:: DATA TO USE ::

......

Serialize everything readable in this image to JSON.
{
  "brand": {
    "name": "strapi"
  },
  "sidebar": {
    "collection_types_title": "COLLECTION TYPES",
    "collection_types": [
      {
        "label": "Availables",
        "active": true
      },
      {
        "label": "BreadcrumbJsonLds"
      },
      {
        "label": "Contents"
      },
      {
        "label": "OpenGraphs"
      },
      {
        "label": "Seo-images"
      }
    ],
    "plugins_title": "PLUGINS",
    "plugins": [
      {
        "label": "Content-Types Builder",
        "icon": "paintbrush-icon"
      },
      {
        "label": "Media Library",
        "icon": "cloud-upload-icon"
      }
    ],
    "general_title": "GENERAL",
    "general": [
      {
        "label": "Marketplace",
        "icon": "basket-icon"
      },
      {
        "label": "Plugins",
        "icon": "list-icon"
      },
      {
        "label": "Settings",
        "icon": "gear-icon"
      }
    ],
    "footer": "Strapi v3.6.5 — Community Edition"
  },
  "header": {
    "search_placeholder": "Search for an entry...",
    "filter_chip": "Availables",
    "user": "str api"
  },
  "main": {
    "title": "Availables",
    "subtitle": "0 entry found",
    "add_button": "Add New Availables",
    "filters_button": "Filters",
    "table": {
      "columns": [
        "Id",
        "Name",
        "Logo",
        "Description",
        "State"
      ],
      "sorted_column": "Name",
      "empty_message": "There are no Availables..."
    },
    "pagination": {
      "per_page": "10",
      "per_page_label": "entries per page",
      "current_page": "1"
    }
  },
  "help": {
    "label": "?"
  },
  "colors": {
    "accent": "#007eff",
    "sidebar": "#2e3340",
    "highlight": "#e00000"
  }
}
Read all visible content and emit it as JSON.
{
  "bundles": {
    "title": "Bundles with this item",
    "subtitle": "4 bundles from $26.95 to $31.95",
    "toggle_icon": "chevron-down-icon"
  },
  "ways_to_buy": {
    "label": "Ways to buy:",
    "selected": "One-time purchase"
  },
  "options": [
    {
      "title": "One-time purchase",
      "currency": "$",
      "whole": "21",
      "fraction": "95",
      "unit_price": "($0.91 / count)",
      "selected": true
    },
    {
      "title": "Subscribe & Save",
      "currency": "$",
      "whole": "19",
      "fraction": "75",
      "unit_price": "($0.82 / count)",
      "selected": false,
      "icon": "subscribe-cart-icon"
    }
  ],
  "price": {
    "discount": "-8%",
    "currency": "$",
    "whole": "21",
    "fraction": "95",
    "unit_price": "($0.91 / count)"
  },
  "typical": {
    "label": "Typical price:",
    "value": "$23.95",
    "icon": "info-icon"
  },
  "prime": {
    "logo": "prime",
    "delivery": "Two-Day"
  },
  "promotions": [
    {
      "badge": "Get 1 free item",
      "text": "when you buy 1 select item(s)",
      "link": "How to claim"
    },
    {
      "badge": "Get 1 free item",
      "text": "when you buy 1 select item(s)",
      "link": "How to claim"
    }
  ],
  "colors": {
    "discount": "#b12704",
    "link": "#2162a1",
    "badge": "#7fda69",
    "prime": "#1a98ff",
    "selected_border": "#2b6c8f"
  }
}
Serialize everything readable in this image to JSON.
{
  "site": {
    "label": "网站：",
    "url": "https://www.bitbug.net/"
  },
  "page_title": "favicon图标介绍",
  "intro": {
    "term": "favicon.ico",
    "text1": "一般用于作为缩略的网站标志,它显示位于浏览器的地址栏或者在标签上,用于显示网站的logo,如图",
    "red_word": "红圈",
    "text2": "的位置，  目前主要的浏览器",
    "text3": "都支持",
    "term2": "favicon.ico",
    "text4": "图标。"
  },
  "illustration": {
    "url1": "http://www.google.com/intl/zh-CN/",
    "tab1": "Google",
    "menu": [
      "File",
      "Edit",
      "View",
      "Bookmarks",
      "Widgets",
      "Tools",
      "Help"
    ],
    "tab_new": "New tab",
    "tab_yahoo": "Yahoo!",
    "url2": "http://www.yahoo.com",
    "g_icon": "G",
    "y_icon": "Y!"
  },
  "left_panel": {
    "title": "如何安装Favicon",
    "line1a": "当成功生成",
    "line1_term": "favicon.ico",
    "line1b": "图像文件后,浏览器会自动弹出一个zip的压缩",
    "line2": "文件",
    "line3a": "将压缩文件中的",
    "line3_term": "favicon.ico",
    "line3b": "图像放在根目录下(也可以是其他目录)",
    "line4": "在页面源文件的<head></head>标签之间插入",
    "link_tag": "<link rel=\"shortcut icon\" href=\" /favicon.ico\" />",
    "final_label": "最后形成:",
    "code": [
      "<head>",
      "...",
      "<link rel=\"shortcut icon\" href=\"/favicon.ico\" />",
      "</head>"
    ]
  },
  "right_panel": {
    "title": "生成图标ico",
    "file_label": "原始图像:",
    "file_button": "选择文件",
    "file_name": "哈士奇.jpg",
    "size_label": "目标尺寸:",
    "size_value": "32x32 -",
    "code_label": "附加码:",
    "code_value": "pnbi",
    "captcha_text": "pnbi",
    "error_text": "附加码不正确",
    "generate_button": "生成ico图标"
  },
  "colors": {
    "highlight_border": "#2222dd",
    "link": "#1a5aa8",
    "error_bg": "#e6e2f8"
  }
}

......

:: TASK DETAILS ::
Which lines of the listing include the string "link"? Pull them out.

:: OUTPUT BELOW ::
      "link": "How to claim"
      "link": "How to claim"
    "link": "#2162a1",
    "link_tag": "<link rel=\"shortcut icon\" href=\" /favicon.ico\" />",
      "<link rel=\"shortcut icon\" href=\"/favicon.ico\" />",
    "link": "#1a5aa8",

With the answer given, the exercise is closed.